--- HOW TO COMPLETE THIS TASK ---
Count the lines below that contain the word "screenshot", and reply with that number alone.

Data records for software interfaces
· · · · · · ·

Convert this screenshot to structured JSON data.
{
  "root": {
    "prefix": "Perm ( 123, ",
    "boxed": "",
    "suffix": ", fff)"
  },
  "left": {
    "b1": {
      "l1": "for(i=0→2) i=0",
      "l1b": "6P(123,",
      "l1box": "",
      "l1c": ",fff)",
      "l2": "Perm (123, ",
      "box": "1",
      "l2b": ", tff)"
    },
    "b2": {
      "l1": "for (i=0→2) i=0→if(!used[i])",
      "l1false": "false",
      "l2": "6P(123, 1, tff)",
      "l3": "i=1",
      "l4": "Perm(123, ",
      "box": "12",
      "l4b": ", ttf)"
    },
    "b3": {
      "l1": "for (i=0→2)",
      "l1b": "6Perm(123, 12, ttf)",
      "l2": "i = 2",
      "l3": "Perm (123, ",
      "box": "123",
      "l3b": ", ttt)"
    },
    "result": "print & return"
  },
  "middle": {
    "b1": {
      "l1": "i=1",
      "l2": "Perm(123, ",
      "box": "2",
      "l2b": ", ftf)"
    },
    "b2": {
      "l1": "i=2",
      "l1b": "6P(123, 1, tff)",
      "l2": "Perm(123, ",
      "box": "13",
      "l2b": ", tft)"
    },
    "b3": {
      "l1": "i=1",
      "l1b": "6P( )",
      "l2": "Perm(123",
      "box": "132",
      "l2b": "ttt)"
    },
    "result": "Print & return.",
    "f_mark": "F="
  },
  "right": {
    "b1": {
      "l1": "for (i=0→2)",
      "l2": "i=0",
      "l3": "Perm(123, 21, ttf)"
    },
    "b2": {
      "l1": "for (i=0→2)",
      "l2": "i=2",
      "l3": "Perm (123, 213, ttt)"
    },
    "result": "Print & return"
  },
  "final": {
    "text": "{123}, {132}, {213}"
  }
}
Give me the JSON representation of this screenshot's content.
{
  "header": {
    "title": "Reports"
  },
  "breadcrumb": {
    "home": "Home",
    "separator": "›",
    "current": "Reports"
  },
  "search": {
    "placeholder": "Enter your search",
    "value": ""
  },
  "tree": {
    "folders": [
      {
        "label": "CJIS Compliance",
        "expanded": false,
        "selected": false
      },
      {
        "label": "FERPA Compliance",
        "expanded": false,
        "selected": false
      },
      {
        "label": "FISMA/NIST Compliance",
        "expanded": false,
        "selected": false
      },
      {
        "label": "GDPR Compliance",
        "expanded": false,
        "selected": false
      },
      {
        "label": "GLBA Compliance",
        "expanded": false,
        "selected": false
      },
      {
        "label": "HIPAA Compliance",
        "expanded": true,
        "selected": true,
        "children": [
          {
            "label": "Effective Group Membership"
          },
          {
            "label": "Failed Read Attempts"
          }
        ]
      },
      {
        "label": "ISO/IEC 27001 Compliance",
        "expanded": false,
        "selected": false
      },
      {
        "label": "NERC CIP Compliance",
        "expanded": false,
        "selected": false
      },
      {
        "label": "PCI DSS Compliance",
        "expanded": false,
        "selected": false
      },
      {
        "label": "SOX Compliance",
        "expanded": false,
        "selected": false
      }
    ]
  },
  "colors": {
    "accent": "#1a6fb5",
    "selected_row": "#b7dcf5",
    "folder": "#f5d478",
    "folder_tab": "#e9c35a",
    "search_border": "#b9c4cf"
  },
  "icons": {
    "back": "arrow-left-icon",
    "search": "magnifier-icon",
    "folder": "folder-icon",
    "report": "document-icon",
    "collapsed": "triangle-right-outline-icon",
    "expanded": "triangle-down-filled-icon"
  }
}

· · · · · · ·

--- WRITTEN ANSWER ---
2